Start at the first line below and write out everything verbatim except the pictures.

BEGIN DATA EXTRACTS

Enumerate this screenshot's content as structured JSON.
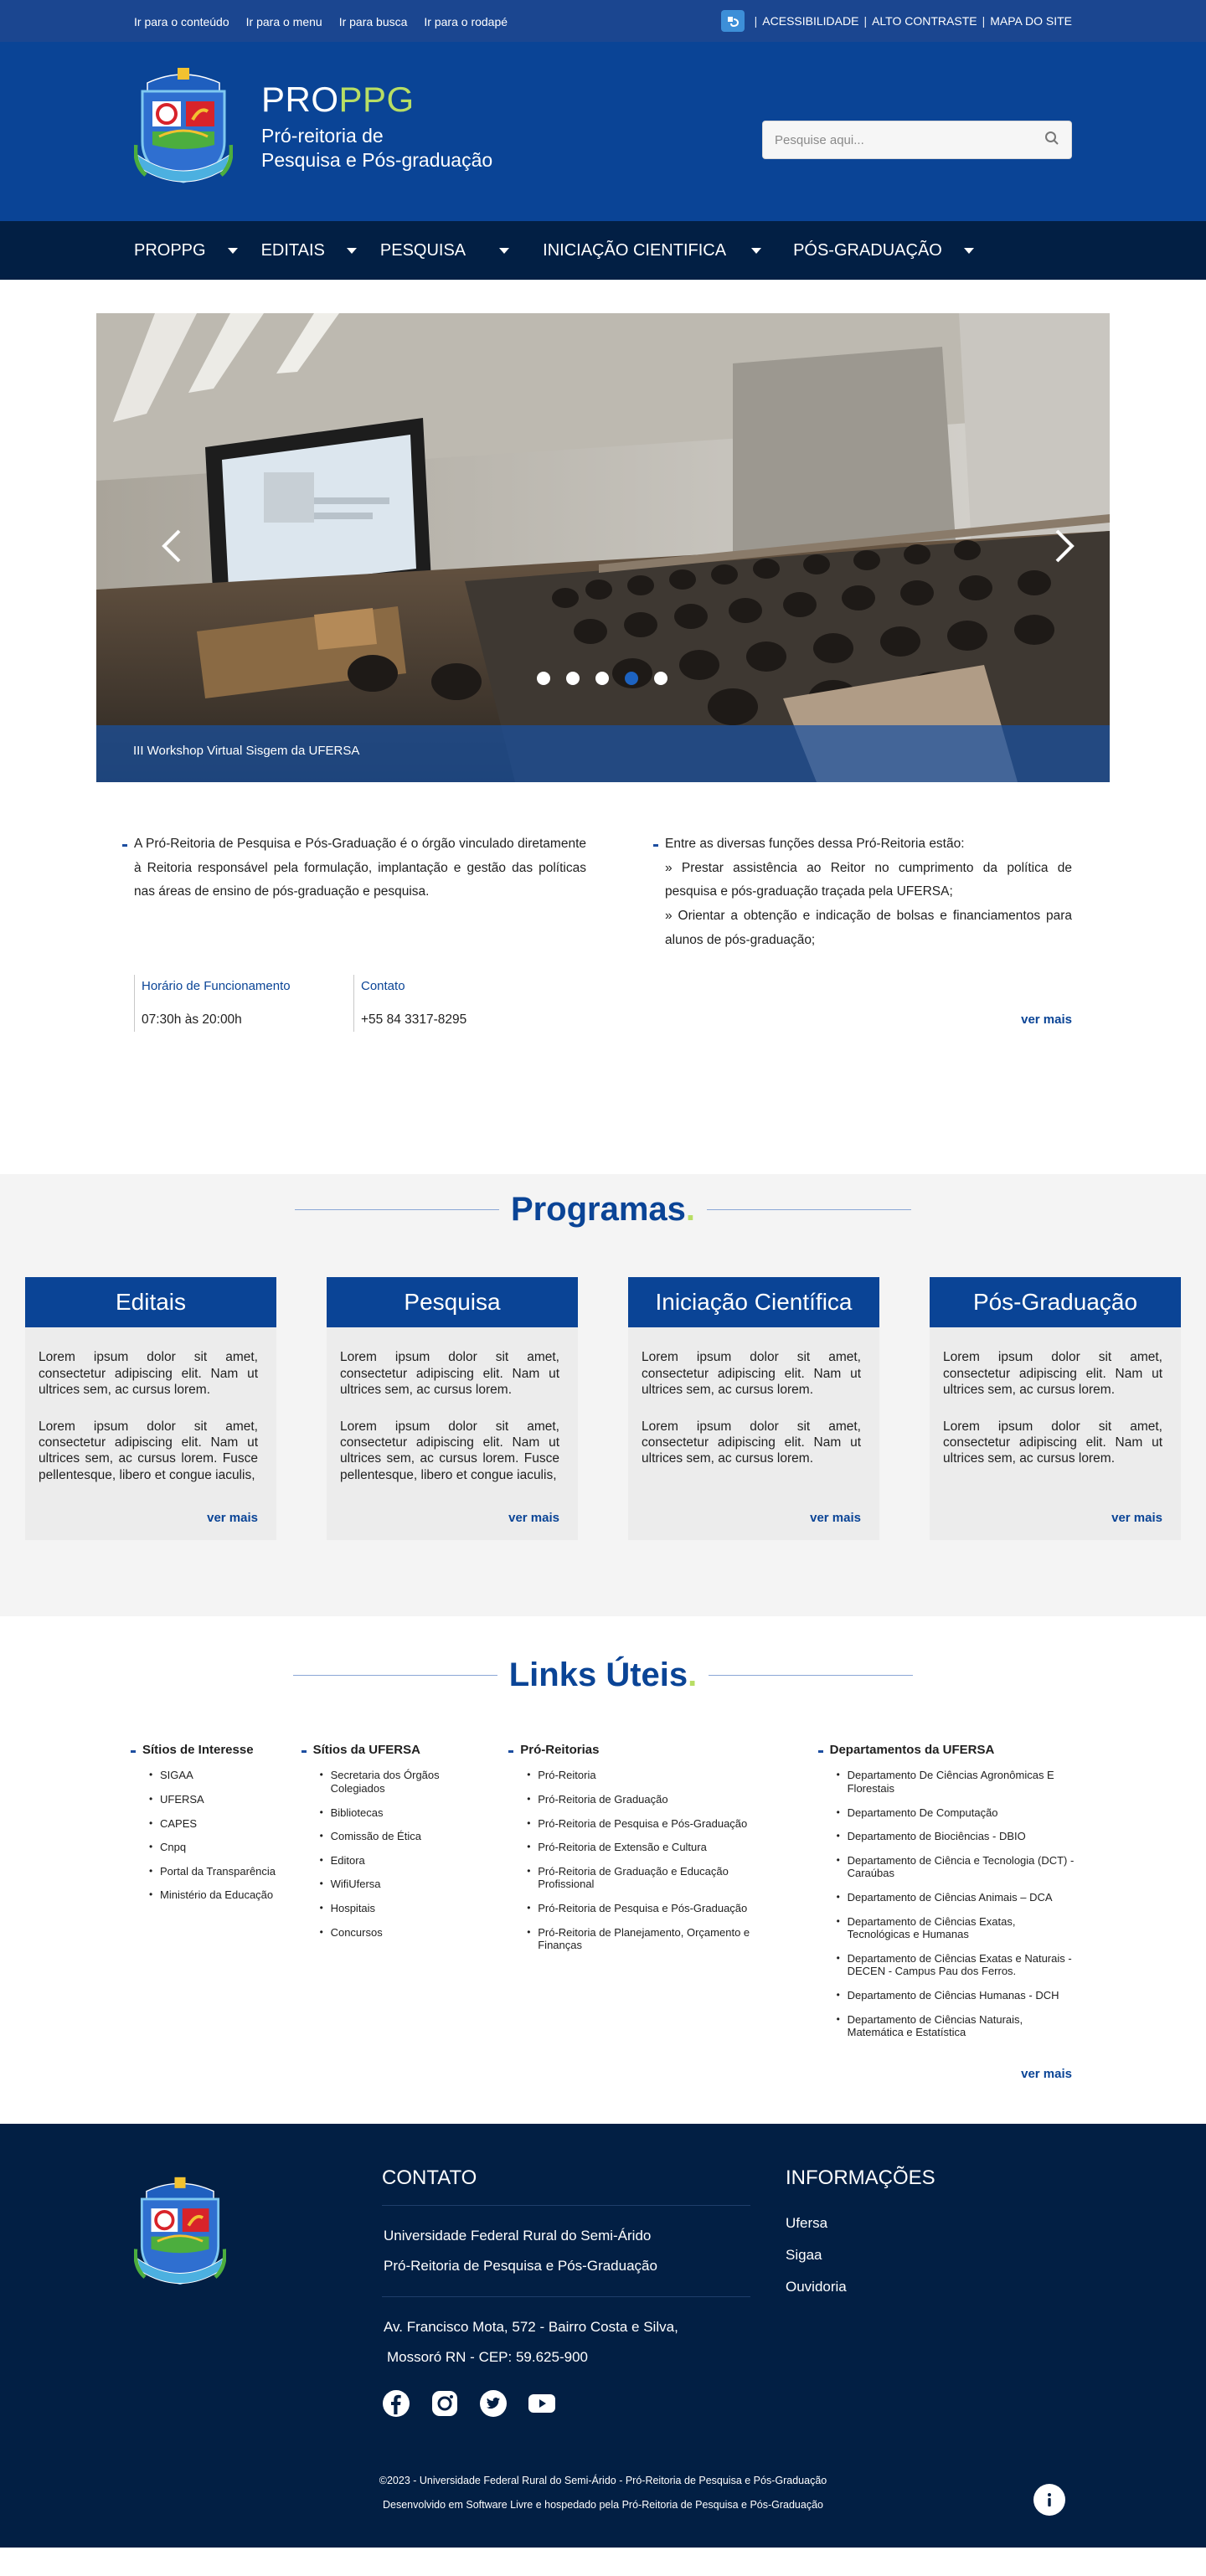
{
  "topbar": {
    "skip_links": [
      "Ir para o conteúdo",
      "Ir para o menu",
      "Ir para busca",
      "Ir para o rodapé"
    ],
    "accessibility": "ACESSIBILIDADE",
    "contrast": "ALTO CONTRASTE",
    "sitemap": "MAPA DO SITE",
    "separator": "|"
  },
  "header": {
    "brand_pro": "PRO",
    "brand_ppg": "PPG",
    "subtitle_line1": "Pró-reitoria de",
    "subtitle_line2": "Pesquisa e Pós-graduação",
    "search_placeholder": "Pesquise aqui..."
  },
  "nav": {
    "items": [
      "PROPPG",
      "EDITAIS",
      "PESQUISA",
      "INICIAÇÃO CIENTIFICA",
      "PÓS-GRADUAÇÃO"
    ]
  },
  "carousel": {
    "caption": "III Workshop Virtual Sisgem da UFERSA",
    "slide_count": 5,
    "active_index": 3
  },
  "intro": {
    "description": "A Pró-Reitoria de Pesquisa e Pós-Graduação é o órgão vinculado diretamente à Reitoria responsável pela formulação, implantação e gestão das políticas nas áreas de ensino de pós-graduação e pesquisa.",
    "hours_label": "Horário de Funcionamento",
    "hours_value": "07:30h às 20:00h",
    "contact_label": "Contato",
    "contact_value": "+55 84 3317-8295",
    "functions_title": "Entre as diversas funções dessa Pró-Reitoria estão:",
    "functions": [
      "» Prestar assistência ao Reitor no cumprimento da política de pesquisa e pós-graduação traçada pela UFERSA;",
      "» Orientar a obtenção e indicação de bolsas e financiamentos para alunos de pós-graduação;"
    ],
    "see_more": "ver mais"
  },
  "programs": {
    "title": "Programas",
    "title_dot": ".",
    "cards": [
      {
        "title": "Editais",
        "p1": "Lorem ipsum dolor sit amet, consectetur adipiscing elit. Nam ut ultrices sem, ac cursus lorem.",
        "p2": "Lorem ipsum dolor sit amet, consectetur adipiscing elit. Nam ut ultrices sem, ac cursus lorem. Fusce pellentesque, libero et congue iaculis,",
        "more": "ver mais"
      },
      {
        "title": "Pesquisa",
        "p1": "Lorem ipsum dolor sit amet, consectetur adipiscing elit. Nam ut ultrices sem, ac cursus lorem.",
        "p2": "Lorem ipsum dolor sit amet, consectetur adipiscing elit. Nam ut ultrices sem, ac cursus lorem. Fusce pellentesque, libero et congue iaculis,",
        "more": "ver mais"
      },
      {
        "title": "Iniciação Científica",
        "p1": "Lorem ipsum dolor sit amet, consectetur adipiscing elit. Nam ut ultrices sem, ac cursus lorem.",
        "p2": "Lorem ipsum dolor sit amet, consectetur adipiscing elit. Nam ut ultrices sem, ac cursus lorem.",
        "more": "ver mais"
      },
      {
        "title": "Pós-Graduação",
        "p1": "Lorem ipsum dolor sit amet, consectetur adipiscing elit. Nam ut ultrices sem, ac cursus lorem.",
        "p2": "Lorem ipsum dolor sit amet, consectetur adipiscing elit. Nam ut ultrices sem, ac cursus lorem.",
        "more": "ver mais"
      }
    ]
  },
  "links": {
    "title": "Links Úteis",
    "title_dot": ".",
    "columns": [
      {
        "title": "Sítios de Interesse",
        "items": [
          "SIGAA",
          "UFERSA",
          "CAPES",
          "Cnpq",
          "Portal da Transparência",
          "Ministério da Educação"
        ]
      },
      {
        "title": "Sítios da UFERSA",
        "items": [
          "Secretaria dos Órgãos Colegiados",
          "Bibliotecas",
          "Comissão de Ética",
          "Editora",
          "WifiUfersa",
          "Hospitais",
          "Concursos"
        ]
      },
      {
        "title": "Pró-Reitorias",
        "items": [
          "Pró-Reitoria",
          "Pró-Reitoria de Graduação",
          "Pró-Reitoria de Pesquisa e Pós-Graduação",
          "Pró-Reitoria de Extensão e Cultura",
          "Pró-Reitoria de Graduação e Educação Profissional",
          "Pró-Reitoria de Pesquisa e Pós-Graduação",
          "Pró-Reitoria de Planejamento, Orçamento e Finanças"
        ]
      },
      {
        "title": "Departamentos da UFERSA",
        "items": [
          "Departamento De Ciências Agronômicas E Florestais",
          "Departamento De Computação",
          "Departamento de Biociências - DBIO",
          "Departamento de Ciência e Tecnologia (DCT) - Caraúbas",
          "Departamento de Ciências Animais – DCA",
          "Departamento de Ciências Exatas, Tecnológicas e Humanas",
          "Departamento de Ciências Exatas e Naturais - DECEN - Campus Pau dos Ferros.",
          "Departamento de Ciências Humanas - DCH",
          "Departamento de Ciências Naturais, Matemática e Estatística"
        ]
      }
    ],
    "see_more": "ver mais"
  },
  "footer": {
    "contact_title": "CONTATO",
    "org1": "Universidade Federal Rural do Semi-Árido",
    "org2": "Pró-Reitoria de Pesquisa e Pós-Graduação",
    "address1": "Av. Francisco Mota, 572 - Bairro Costa e Silva,",
    "address2": "Mossoró RN - CEP: 59.625-900",
    "info_title": "INFORMAÇÕES",
    "info_links": [
      "Ufersa",
      "Sigaa",
      "Ouvidoria"
    ],
    "copyright": "©2023 - Universidade Federal Rural do Semi-Árido - Pró-Reitoria de Pesquisa e Pós-Graduação",
    "credits": "Desenvolvido em Software Livre e hospedado pela Pró-Reitoria de Pesquisa e Pós-Graduação",
    "social_icons": [
      "facebook-icon",
      "instagram-icon",
      "twitter-icon",
      "youtube-icon"
    ]
  },
  "colors": {
    "primary": "#0a4496",
    "dark_navy": "#021f44",
    "accent_green": "#b8de64",
    "topbar": "#1b4690"
  }
}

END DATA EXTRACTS

▸ **REPLY TO THE EXERCISE**:
Enumerate this screenshot's content as structured JSON.
{
  "topbar": {
    "skip_links": [
      "Ir para o conteúdo",
      "Ir para o menu",
      "Ir para busca",
      "Ir para o rodapé"
    ],
    "accessibility": "ACESSIBILIDADE",
    "contrast": "ALTO CONTRASTE",
    "sitemap": "MAPA DO SITE",
    "separator": "|"
  },
  "header": {
    "brand_pro": "PRO",
    "brand_ppg": "PPG",
    "subtitle_line1": "Pró-reitoria de",
    "subtitle_line2": "Pesquisa e Pós-graduação",
    "search_placeholder": "Pesquise aqui..."
  },
  "nav": {
    "items": [
      "PROPPG",
      "EDITAIS",
      "PESQUISA",
      "INICIAÇÃO CIENTIFICA",
      "PÓS-GRADUAÇÃO"
    ]
  },
  "carousel": {
    "caption": "III Workshop Virtual Sisgem da UFERSA",
    "slide_count": 5,
    "active_index": 3
  },
  "intro": {
    "description": "A Pró-Reitoria de Pesquisa e Pós-Graduação é o órgão vinculado diretamente à Reitoria responsável pela formulação, implantação e gestão das políticas nas áreas de ensino de pós-graduação e pesquisa.",
    "hours_label": "Horário de Funcionamento",
    "hours_value": "07:30h às 20:00h",
    "contact_label": "Contato",
    "contact_value": "+55 84 3317-8295",
    "functions_title": "Entre as diversas funções dessa Pró-Reitoria estão:",
    "functions": [
      "» Prestar assistência ao Reitor no cumprimento da política de pesquisa e pós-graduação traçada pela UFERSA;",
      "» Orientar a obtenção e indicação de bolsas e financiamentos para alunos de pós-graduação;"
    ],
    "see_more": "ver mais"
  },
  "programs": {
    "title": "Programas",
    "title_dot": ".",
    "cards": [
      {
        "title": "Editais",
        "p1": "Lorem ipsum dolor sit amet, consectetur adipiscing elit. Nam ut ultrices sem, ac cursus lorem.",
        "p2": "Lorem ipsum dolor sit amet, consectetur adipiscing elit. Nam ut ultrices sem, ac cursus lorem. Fusce pellentesque, libero et congue iaculis,",
        "more": "ver mais"
      },
      {
        "title": "Pesquisa",
        "p1": "Lorem ipsum dolor sit amet, consectetur adipiscing elit. Nam ut ultrices sem, ac cursus lorem.",
        "p2": "Lorem ipsum dolor sit amet, consectetur adipiscing elit. Nam ut ultrices sem, ac cursus lorem. Fusce pellentesque, libero et congue iaculis,",
        "more": "ver mais"
      },
      {
        "title": "Iniciação Científica",
        "p1": "Lorem ipsum dolor sit amet, consectetur adipiscing elit. Nam ut ultrices sem, ac cursus lorem.",
        "p2": "Lorem ipsum dolor sit amet, consectetur adipiscing elit. Nam ut ultrices sem, ac cursus lorem.",
        "more": "ver mais"
      },
      {
        "title": "Pós-Graduação",
        "p1": "Lorem ipsum dolor sit amet, consectetur adipiscing elit. Nam ut ultrices sem, ac cursus lorem.",
        "p2": "Lorem ipsum dolor sit amet, consectetur adipiscing elit. Nam ut ultrices sem, ac cursus lorem.",
        "more": "ver mais"
      }
    ]
  },
  "links": {
    "title": "Links Úteis",
    "title_dot": ".",
    "columns": [
      {
        "title": "Sítios de Interesse",
        "items": [
          "SIGAA",
          "UFERSA",
          "CAPES",
          "Cnpq",
          "Portal da Transparência",
          "Ministério da Educação"
        ]
      },
      {
        "title": "Sítios da UFERSA",
        "items": [
          "Secretaria dos Órgãos Colegiados",
          "Bibliotecas",
          "Comissão de Ética",
          "Editora",
          "WifiUfersa",
          "Hospitais",
          "Concursos"
        ]
      },
      {
        "title": "Pró-Reitorias",
        "items": [
          "Pró-Reitoria",
          "Pró-Reitoria de Graduação",
          "Pró-Reitoria de Pesquisa e Pós-Graduação",
          "Pró-Reitoria de Extensão e Cultura",
          "Pró-Reitoria de Graduação e Educação Profissional",
          "Pró-Reitoria de Pesquisa e Pós-Graduação",
          "Pró-Reitoria de Planejamento, Orçamento e Finanças"
        ]
      },
      {
        "title": "Departamentos da UFERSA",
        "items": [
          "Departamento De Ciências Agronômicas E Florestais",
          "Departamento De Computação",
          "Departamento de Biociências - DBIO",
          "Departamento de Ciência e Tecnologia (DCT) - Caraúbas",
          "Departamento de Ciências Animais – DCA",
          "Departamento de Ciências Exatas, Tecnológicas e Humanas",
          "Departamento de Ciências Exatas e Naturais - DECEN - Campus Pau dos Ferros.",
          "Departamento de Ciências Humanas - DCH",
          "Departamento de Ciências Naturais, Matemática e Estatística"
        ]
      }
    ],
    "see_more": "ver mais"
  },
  "footer": {
    "contact_title": "CONTATO",
    "org1": "Universidade Federal Rural do Semi-Árido",
    "org2": "Pró-Reitoria de Pesquisa e Pós-Graduação",
    "address1": "Av. Francisco Mota, 572 - Bairro Costa e Silva,",
    "address2": "Mossoró RN - CEP: 59.625-900",
    "info_title": "INFORMAÇÕES",
    "info_links": [
      "Ufersa",
      "Sigaa",
      "Ouvidoria"
    ],
    "copyright": "©2023 - Universidade Federal Rural do Semi-Árido - Pró-Reitoria de Pesquisa e Pós-Graduação",
    "credits": "Desenvolvido em Software Livre e hospedado pela Pró-Reitoria de Pesquisa e Pós-Graduação",
    "social_icons": [
      "facebook-icon",
      "instagram-icon",
      "twitter-icon",
      "youtube-icon"
    ]
  },
  "colors": {
    "primary": "#0a4496",
    "dark_navy": "#021f44",
    "accent_green": "#b8de64",
    "topbar": "#1b4690"
  }
}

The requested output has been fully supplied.